Even for those who don’t go into the trafficking industry, the social stigma they face normally stops them talking about their experience and raising the awareness that is so crucial in putting a stop to the trade. Without a victim there is no crime and until the wrongs that these people face are recognized the self perpetuating cycle will go on and the industry will continue to grow.
This is the issue that the Vietnam government faces today and, with the help of the many domestic and international aid programs, they have begun to make significant headway into tackling it. Focusing primarily on education, awareness raising and the rehabilitation and support of victims they are looking to make changes on a grass roots level, altering the stringent moral code that can act as the most effective weapon in preventing crime. With advice centers, shelters and school programs being set up in the most prominently affected areas, the reality of this international industry is beginning to be understood in the places where it all begins.
Having been at the Peace House Shelter for over 6 months now, Do is beginning to consider leaving to find work and rebuild her life on her own. Taking a break from her tailoring class to give the interview, she sits cross legged over a cup of tea on the floor of her shared bedroom. Other women come and go over the course of the next two hours, each time with Do making sure to stop what she’s saying and introduce them. ‘These are my family now’ she says of the other residents, ‘and the saddest thing I have to face these days is seeing them leave at the end of their stay’. Offered a place in the shelter for as long as they want, the women usually leave after about a year, normally having learnt enough skills in their time there to go on and find a new line of work. Perhaps more importantly though each of them will leave with the confidence to take part in the world on their own terms, no longer a victim to anyone, least of all their own conscience.
‘I have learnt since coming (to the shelter) that I have nothing to be guilty of. I am the victim, not the criminal. Now I know this I feel happy and positive about the future.’
Luke Dale-Harris was born and raised in England until, after leaving university he moved to Budapest to work in an independent arts centre. A year later he moved to Hanoi where, amongst other things, he works with the Centre for Women’s Development and the Peace House Shelter. After three months of getting to know the residents at the shelter and researching Human Trafficking in Vietnam he conducted the interviews that resulted in this piece.
For more information on the Centre for Women’s Development and the Peace House Shelter go to: http://www.peacehousevietnam.com/
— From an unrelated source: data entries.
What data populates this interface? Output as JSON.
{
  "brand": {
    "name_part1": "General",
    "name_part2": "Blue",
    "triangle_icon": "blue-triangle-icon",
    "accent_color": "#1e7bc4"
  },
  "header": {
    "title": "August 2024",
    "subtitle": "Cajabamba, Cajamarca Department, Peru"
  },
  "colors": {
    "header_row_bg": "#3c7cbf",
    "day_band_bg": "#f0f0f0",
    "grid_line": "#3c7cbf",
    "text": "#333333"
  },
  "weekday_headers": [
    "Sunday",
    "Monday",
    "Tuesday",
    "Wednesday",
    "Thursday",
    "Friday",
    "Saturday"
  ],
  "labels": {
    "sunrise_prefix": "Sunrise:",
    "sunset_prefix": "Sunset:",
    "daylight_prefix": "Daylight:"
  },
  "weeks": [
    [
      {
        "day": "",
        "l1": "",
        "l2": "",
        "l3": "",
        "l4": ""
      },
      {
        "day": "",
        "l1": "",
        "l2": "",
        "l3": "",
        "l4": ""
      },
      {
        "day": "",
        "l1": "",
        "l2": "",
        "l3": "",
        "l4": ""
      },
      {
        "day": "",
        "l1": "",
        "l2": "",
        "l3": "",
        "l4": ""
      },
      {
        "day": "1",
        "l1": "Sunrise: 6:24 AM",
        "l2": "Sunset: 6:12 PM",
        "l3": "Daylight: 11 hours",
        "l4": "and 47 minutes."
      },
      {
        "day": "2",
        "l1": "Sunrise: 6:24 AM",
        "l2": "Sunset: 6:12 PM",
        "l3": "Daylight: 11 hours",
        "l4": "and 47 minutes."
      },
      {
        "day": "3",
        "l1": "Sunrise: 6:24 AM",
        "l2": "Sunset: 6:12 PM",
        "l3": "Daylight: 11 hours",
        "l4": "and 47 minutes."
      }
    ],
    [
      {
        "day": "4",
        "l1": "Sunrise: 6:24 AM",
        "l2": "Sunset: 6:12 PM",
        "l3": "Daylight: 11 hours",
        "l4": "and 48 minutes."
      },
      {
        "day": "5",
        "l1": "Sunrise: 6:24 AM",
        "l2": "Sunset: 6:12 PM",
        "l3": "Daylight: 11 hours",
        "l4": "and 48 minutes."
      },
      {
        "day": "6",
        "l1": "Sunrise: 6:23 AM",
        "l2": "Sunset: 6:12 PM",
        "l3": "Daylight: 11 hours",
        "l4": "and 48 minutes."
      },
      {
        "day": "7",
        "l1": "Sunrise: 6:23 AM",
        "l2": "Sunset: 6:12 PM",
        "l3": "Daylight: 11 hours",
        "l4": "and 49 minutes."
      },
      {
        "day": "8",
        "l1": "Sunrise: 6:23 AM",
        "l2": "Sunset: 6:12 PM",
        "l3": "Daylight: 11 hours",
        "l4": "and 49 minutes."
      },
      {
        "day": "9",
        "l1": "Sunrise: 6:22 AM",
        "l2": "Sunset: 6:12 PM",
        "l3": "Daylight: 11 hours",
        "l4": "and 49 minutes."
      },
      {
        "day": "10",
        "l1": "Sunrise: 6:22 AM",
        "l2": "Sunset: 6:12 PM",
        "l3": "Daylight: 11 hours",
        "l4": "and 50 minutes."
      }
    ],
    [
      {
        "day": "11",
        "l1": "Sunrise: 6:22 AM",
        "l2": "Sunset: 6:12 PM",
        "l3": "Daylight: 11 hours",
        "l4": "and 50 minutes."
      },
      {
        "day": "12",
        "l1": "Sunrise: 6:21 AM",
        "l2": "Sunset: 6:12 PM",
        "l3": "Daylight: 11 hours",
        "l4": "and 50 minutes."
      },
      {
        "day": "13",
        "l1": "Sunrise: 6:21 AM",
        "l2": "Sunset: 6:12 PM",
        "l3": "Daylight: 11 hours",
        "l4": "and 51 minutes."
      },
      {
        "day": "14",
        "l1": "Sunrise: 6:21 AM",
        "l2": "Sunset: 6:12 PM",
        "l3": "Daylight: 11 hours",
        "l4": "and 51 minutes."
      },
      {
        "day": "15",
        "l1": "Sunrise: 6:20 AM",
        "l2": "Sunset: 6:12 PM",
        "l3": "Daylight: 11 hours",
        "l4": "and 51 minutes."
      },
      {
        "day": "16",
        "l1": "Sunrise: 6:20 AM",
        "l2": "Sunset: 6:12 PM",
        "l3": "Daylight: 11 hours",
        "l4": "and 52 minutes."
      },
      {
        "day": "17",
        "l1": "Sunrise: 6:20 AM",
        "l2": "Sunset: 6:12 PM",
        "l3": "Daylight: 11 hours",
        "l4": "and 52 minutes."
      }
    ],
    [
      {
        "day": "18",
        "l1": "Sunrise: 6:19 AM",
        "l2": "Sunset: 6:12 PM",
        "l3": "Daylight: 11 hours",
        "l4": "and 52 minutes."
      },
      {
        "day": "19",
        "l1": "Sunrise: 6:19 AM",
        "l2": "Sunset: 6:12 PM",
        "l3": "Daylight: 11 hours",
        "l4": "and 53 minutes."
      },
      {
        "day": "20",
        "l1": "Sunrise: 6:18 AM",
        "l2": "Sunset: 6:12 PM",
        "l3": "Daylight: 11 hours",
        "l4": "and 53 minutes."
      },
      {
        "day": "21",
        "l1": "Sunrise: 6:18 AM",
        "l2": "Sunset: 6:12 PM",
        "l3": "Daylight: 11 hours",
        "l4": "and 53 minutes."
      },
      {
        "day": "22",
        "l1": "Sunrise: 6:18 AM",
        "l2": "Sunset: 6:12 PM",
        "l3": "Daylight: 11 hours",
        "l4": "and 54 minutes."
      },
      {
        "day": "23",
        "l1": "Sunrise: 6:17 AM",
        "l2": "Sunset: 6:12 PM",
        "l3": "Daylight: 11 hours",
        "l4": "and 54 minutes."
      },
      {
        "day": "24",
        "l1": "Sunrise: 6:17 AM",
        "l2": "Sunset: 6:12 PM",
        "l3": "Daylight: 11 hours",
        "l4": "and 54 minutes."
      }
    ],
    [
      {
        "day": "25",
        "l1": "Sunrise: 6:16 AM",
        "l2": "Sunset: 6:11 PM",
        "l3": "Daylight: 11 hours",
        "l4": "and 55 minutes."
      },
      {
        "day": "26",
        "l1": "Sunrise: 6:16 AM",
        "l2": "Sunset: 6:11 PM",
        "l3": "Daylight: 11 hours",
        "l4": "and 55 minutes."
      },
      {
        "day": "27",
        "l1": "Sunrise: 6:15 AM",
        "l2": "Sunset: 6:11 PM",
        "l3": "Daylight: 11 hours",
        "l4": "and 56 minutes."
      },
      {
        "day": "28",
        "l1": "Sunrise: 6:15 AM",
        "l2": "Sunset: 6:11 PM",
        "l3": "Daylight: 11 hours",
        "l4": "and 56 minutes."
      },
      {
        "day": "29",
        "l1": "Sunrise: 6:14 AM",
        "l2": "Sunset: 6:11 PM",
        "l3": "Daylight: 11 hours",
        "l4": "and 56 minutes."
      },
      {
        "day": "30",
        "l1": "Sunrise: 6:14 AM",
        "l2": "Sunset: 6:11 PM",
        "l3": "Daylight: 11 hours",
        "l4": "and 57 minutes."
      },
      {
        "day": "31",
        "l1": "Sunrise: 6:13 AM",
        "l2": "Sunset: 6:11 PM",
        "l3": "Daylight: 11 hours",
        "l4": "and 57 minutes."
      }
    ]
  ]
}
Feel free to add your comments, thoughts or ideas below. For those who prefer reading black on white, here is the downloadable version of this post on pdf:Human Trafficking - A Survivor's Story